_TASK GOAL:_
A complete, exact retyping of the data below is required.

[Opening DATA EXCERPTS section]

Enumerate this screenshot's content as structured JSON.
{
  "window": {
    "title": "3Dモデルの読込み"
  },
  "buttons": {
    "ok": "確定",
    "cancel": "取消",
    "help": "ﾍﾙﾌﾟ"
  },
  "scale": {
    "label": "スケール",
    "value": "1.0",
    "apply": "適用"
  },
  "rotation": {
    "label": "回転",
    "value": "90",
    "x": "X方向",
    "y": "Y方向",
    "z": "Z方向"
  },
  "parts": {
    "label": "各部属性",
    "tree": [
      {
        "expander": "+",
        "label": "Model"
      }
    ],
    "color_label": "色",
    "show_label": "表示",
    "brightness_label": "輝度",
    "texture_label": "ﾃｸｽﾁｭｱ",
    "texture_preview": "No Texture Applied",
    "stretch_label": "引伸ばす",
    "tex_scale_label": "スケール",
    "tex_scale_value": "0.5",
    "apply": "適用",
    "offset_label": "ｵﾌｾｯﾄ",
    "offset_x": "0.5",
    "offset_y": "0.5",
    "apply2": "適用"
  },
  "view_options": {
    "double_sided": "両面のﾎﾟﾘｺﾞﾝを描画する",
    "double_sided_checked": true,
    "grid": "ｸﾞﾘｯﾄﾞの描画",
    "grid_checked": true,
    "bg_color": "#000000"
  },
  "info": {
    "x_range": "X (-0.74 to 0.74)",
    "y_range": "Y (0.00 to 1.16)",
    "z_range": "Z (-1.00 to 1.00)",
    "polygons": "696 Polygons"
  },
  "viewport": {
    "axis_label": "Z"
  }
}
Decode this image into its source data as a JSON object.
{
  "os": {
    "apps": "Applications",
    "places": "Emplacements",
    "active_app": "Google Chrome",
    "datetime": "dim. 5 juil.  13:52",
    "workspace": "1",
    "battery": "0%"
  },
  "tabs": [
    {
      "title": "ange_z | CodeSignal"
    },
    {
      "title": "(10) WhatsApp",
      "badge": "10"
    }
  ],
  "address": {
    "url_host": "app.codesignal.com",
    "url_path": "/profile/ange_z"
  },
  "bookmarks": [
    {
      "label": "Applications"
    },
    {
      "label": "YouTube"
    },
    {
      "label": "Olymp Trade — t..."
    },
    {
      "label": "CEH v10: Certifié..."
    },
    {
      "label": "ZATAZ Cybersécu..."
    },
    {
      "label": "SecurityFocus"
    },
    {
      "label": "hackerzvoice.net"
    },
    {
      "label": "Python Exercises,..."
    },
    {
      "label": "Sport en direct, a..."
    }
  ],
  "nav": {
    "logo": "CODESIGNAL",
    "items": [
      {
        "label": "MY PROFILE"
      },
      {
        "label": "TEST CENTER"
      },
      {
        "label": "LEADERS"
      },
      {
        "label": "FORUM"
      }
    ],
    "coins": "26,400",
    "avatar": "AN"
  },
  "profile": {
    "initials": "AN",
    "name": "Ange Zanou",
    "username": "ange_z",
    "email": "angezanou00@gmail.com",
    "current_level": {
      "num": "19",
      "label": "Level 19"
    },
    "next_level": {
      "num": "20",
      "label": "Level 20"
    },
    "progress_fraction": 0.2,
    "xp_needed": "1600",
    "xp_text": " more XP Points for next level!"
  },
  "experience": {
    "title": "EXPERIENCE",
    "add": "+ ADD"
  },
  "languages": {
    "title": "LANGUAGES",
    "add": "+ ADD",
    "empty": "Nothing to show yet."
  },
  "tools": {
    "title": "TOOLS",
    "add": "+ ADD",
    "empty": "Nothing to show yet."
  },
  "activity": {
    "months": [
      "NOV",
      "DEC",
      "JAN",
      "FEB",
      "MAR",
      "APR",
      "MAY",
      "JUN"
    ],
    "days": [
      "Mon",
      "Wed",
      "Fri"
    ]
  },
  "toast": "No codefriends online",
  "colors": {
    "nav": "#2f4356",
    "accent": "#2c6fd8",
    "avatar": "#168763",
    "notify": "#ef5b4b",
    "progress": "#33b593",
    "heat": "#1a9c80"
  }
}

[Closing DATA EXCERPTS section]

_ANSWER AREA:_
Enumerate this screenshot's content as structured JSON.
{
  "window": {
    "title": "3Dモデルの読込み"
  },
  "buttons": {
    "ok": "確定",
    "cancel": "取消",
    "help": "ﾍﾙﾌﾟ"
  },
  "scale": {
    "label": "スケール",
    "value": "1.0",
    "apply": "適用"
  },
  "rotation": {
    "label": "回転",
    "value": "90",
    "x": "X方向",
    "y": "Y方向",
    "z": "Z方向"
  },
  "parts": {
    "label": "各部属性",
    "tree": [
      {
        "expander": "+",
        "label": "Model"
      }
    ],
    "color_label": "色",
    "show_label": "表示",
    "brightness_label": "輝度",
    "texture_label": "ﾃｸｽﾁｭｱ",
    "texture_preview": "No Texture Applied",
    "stretch_label": "引伸ばす",
    "tex_scale_label": "スケール",
    "tex_scale_value": "0.5",
    "apply": "適用",
    "offset_label": "ｵﾌｾｯﾄ",
    "offset_x": "0.5",
    "offset_y": "0.5",
    "apply2": "適用"
  },
  "view_options": {
    "double_sided": "両面のﾎﾟﾘｺﾞﾝを描画する",
    "double_sided_checked": true,
    "grid": "ｸﾞﾘｯﾄﾞの描画",
    "grid_checked": true,
    "bg_color": "#000000"
  },
  "info": {
    "x_range": "X (-0.74 to 0.74)",
    "y_range": "Y (0.00 to 1.16)",
    "z_range": "Z (-1.00 to 1.00)",
    "polygons": "696 Polygons"
  },
  "viewport": {
    "axis_label": "Z"
  }
}
Decode this image into its source data as a JSON object.
{
  "os": {
    "apps": "Applications",
    "places": "Emplacements",
    "active_app": "Google Chrome",
    "datetime": "dim. 5 juil.  13:52",
    "workspace": "1",
    "battery": "0%"
  },
  "tabs": [
    {
      "title": "ange_z | CodeSignal"
    },
    {
      "title": "(10) WhatsApp",
      "badge": "10"
    }
  ],
  "address": {
    "url_host": "app.codesignal.com",
    "url_path": "/profile/ange_z"
  },
  "bookmarks": [
    {
      "label": "Applications"
    },
    {
      "label": "YouTube"
    },
    {
      "label": "Olymp Trade — t..."
    },
    {
      "label": "CEH v10: Certifié..."
    },
    {
      "label": "ZATAZ Cybersécu..."
    },
    {
      "label": "SecurityFocus"
    },
    {
      "label": "hackerzvoice.net"
    },
    {
      "label": "Python Exercises,..."
    },
    {
      "label": "Sport en direct, a..."
    }
  ],
  "nav": {
    "logo": "CODESIGNAL",
    "items": [
      {
        "label": "MY PROFILE"
      },
      {
        "label": "TEST CENTER"
      },
      {
        "label": "LEADERS"
      },
      {
        "label": "FORUM"
      }
    ],
    "coins": "26,400",
    "avatar": "AN"
  },
  "profile": {
    "initials": "AN",
    "name": "Ange Zanou",
    "username": "ange_z",
    "email": "angezanou00@gmail.com",
    "current_level": {
      "num": "19",
      "label": "Level 19"
    },
    "next_level": {
      "num": "20",
      "label": "Level 20"
    },
    "progress_fraction": 0.2,
    "xp_needed": "1600",
    "xp_text": " more XP Points for next level!"
  },
  "experience": {
    "title": "EXPERIENCE",
    "add": "+ ADD"
  },
  "languages": {
    "title": "LANGUAGES",
    "add": "+ ADD",
    "empty": "Nothing to show yet."
  },
  "tools": {
    "title": "TOOLS",
    "add": "+ ADD",
    "empty": "Nothing to show yet."
  },
  "activity": {
    "months": [
      "NOV",
      "DEC",
      "JAN",
      "FEB",
      "MAR",
      "APR",
      "MAY",
      "JUN"
    ],
    "days": [
      "Mon",
      "Wed",
      "Fri"
    ]
  },
  "toast": "No codefriends online",
  "colors": {
    "nav": "#2f4356",
    "accent": "#2c6fd8",
    "avatar": "#168763",
    "notify": "#ef5b4b",
    "progress": "#33b593",
    "heat": "#1a9c80"
  }
}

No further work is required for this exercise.